Your instructions: In the data below, find each line carrying the string "Claim" and copy it out.

[Dataset rows describing interfaces]
++++

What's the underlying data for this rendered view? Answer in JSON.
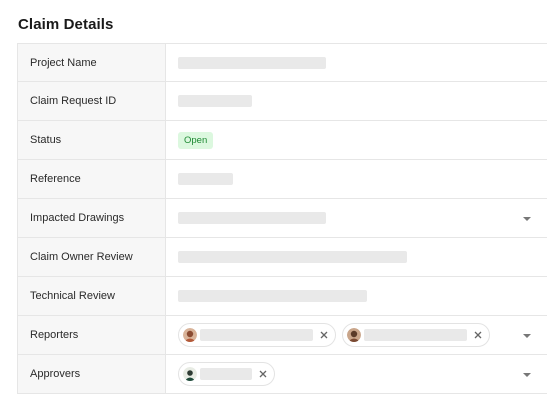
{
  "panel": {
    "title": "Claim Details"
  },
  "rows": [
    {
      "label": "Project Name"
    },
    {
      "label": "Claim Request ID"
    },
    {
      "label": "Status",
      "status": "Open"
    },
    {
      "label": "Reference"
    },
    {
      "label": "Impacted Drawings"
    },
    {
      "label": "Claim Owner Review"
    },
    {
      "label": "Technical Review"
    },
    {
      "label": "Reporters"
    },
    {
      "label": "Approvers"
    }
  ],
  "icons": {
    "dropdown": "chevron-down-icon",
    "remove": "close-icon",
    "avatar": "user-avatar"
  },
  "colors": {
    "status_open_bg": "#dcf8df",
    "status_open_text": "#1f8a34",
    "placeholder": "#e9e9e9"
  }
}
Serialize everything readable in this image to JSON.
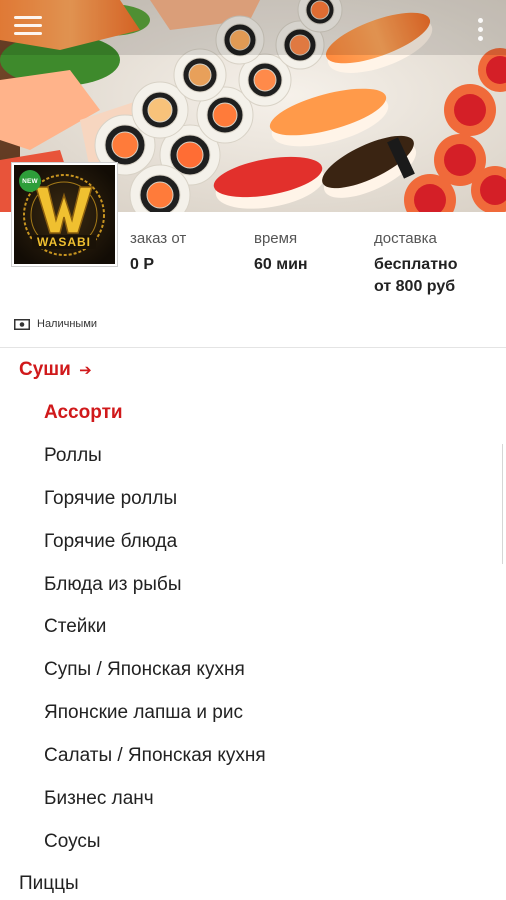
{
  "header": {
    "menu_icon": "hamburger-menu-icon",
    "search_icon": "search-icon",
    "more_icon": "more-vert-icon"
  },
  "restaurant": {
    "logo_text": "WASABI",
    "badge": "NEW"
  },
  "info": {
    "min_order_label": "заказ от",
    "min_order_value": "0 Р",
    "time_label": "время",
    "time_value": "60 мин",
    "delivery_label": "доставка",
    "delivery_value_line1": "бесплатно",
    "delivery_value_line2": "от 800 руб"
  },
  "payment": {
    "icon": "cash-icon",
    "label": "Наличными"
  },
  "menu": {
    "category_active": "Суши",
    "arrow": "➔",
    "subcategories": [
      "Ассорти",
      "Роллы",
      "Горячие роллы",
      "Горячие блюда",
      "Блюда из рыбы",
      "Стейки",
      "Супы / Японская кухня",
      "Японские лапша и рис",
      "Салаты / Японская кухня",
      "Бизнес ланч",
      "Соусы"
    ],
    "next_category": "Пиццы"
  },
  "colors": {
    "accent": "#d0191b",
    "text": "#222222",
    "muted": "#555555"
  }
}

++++

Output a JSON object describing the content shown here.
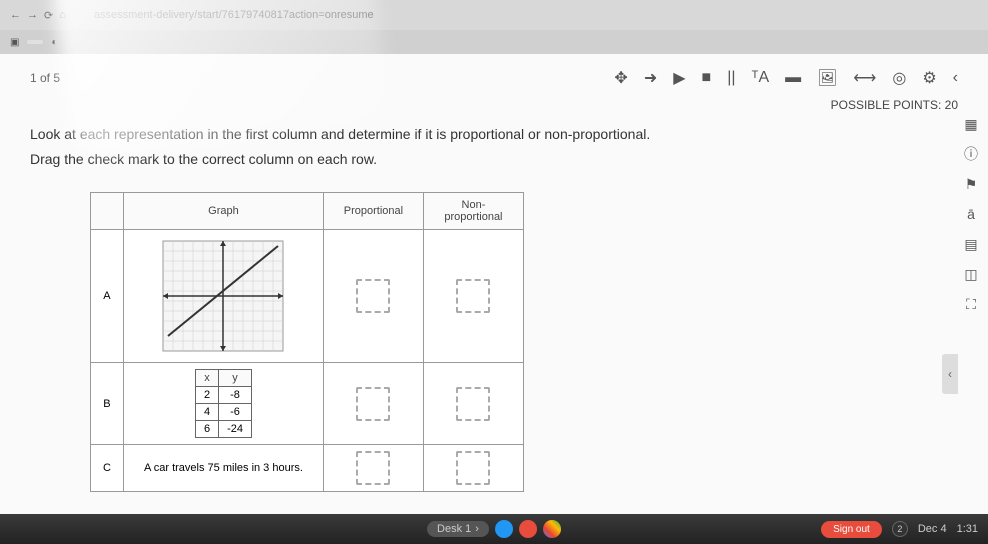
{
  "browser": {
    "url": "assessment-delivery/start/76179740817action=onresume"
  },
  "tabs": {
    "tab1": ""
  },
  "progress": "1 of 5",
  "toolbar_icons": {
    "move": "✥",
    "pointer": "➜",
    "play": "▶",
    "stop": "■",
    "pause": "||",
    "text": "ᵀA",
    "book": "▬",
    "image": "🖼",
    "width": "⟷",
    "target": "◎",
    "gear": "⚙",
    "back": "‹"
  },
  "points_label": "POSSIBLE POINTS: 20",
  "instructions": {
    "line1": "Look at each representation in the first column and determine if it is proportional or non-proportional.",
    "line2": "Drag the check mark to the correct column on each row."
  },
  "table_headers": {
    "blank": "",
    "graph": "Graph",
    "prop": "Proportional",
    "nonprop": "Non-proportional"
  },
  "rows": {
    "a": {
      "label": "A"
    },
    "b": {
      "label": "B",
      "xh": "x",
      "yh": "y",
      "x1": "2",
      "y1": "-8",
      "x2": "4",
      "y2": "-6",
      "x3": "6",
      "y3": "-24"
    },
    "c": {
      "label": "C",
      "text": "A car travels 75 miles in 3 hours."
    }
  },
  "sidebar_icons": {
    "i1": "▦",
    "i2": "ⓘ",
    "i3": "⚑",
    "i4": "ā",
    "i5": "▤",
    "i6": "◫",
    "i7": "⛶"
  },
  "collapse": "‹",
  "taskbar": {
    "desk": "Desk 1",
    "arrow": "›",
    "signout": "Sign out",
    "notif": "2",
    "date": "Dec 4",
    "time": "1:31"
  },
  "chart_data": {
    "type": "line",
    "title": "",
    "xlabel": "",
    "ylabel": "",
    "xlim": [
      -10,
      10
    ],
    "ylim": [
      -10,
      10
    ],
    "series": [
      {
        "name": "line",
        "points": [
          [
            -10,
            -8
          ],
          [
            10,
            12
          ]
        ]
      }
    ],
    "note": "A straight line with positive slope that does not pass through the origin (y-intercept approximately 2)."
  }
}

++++

Answer for this exercise:
    "title": "Claim Details"
      "label": "Claim Request ID"
      "label": "Claim Owner Review"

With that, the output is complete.